So that naturally segues into the next topic, game support. Basic D&D was a whole game line unto itself, not necessarily a limited time “intro”. Kev’s busily trying to hunt down all the adventures (which lucky for me I still have) – for Basic, the B and X series (and the less well conceived CM and M series), and for Advanced the many wonderful series (A, T, GDQ, I, etc…). Because really all you need is the basic set and then a bunch of stuff to do.
Paizo has made their millions tuning in to the simple truth of what it is that made 1e and Basic the high point of D&D play. It’s the adventures, stupid! 2e and 3e and 4e kept doing “Silver anniversary of the return to the return to the Keep on the Borderlands” because all the good adventure content was from the 1e and Basic versions. That’s what catapulted third party companies like Green Ronin to real companyhood with the OGL in 3e – for them it was their Death in Freeport modules. At Gen Con 2000 I bought the 3e PHB and then every single module (we called them modules back in the day) I could get my hands on.
People like to say “Oh, but that’s why D&D failed; I heard it’s that adventures aren’t lucrative…” No it’s not.
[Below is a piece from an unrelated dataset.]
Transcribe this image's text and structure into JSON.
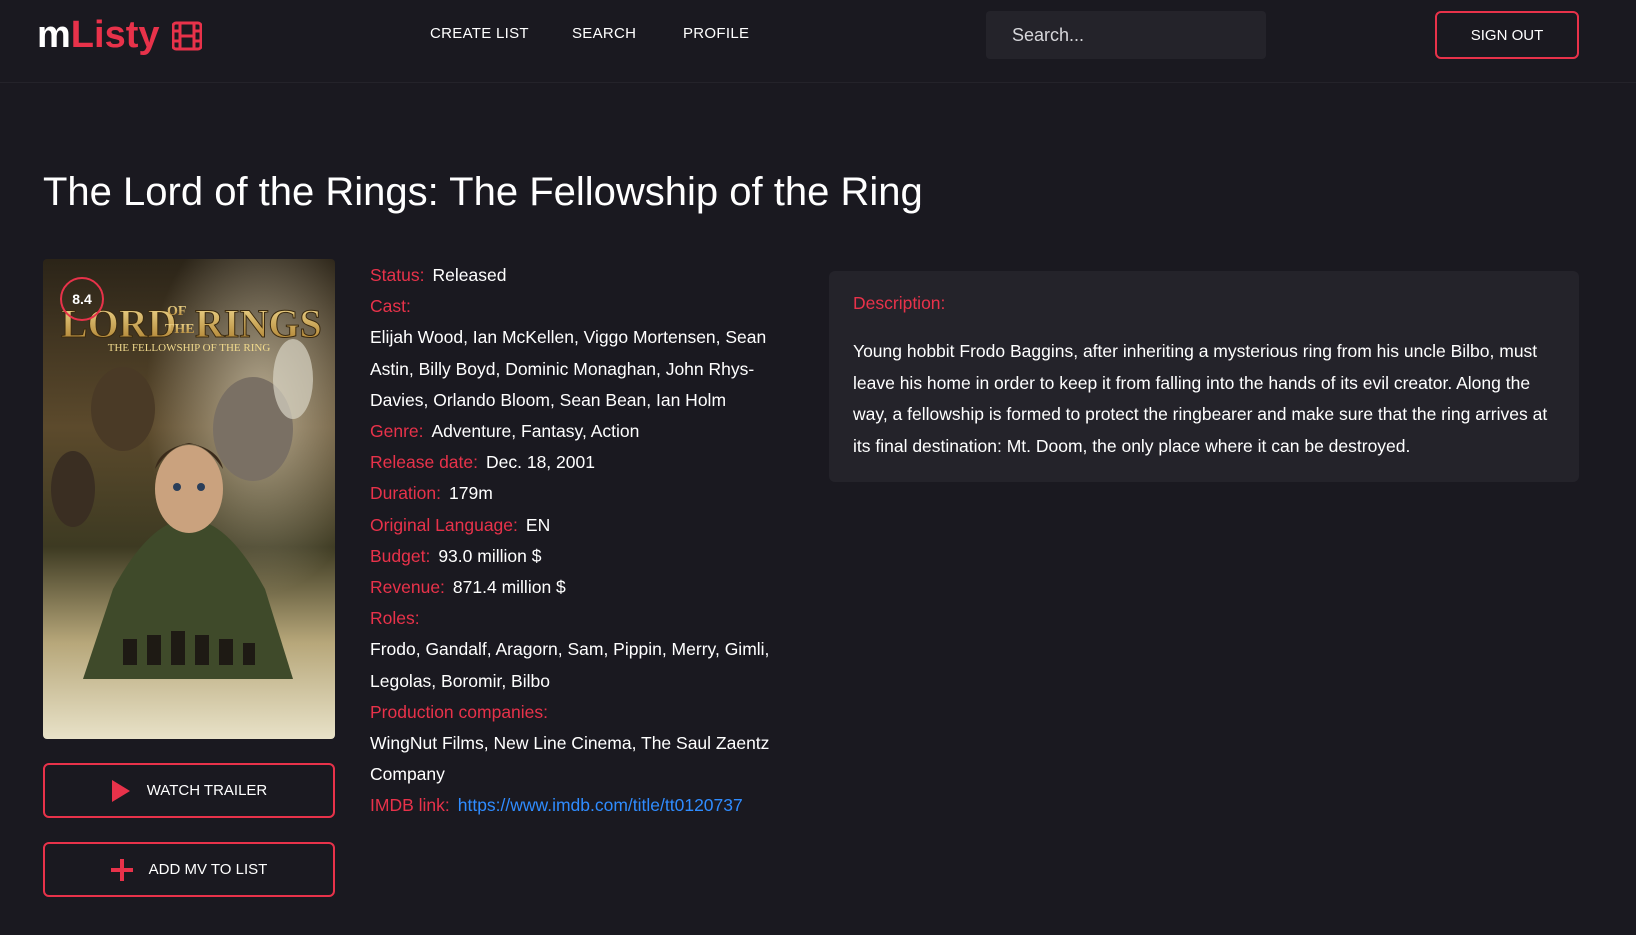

D&D in the 1980s was bigger than 4e + Pathfinder added together and multiplied by 10. And it’s hard to disprove when you look at Paizo and Green Ronin and all those other 3pps – they all bootstrapped themselves as startups on adventures, to where they can now put out multiple game lines and whatnot as proper companies.
My content observation is that kids love manga nowadays. My daughter and all her friends are all into Full Metal Alchemist, D.Grey Man, and a bunch of stuff like that. Guardians of Order kinda tried to do this back in the day, but a RPG with the same light mechanics coming out for each one of those would be a big seller (and potentially internationally!). Japan loved D&D too.
IMO this approach could scale down to even very young kids. I conceived of a Dora the Explorer game when my daughter was much younger, where you adopt their simple quest structure and your “explorers” have to surmount 3 obstacles, which are minigames or arts and crafts assignments or whatever, to proceed. Probably dice aren’t even required.
Here’s where, though, I’m w0rried about the 5e “ultimate toolkit” approach. How do you make adventures for that? It was easy enough to juggle Basic and Advanced back in the ’80’s, that was a simple strata that made sense. Now, you’re writing something for a group that may or may not be using big hunks of the rules? It worries me that the adventures will be a big ol’ mess of “if/then” wasted page count.
Anyway, in my opinion simplicity and support are the keys to making a good base game that will be adopted by a new generation. And if the game’s adopted by a new generation, then money will be thrown into it and I can feel safe knowing there will also be fringe products catering to an old guy like me – just 10% of a large healthy market instead of 90% of an old dying one.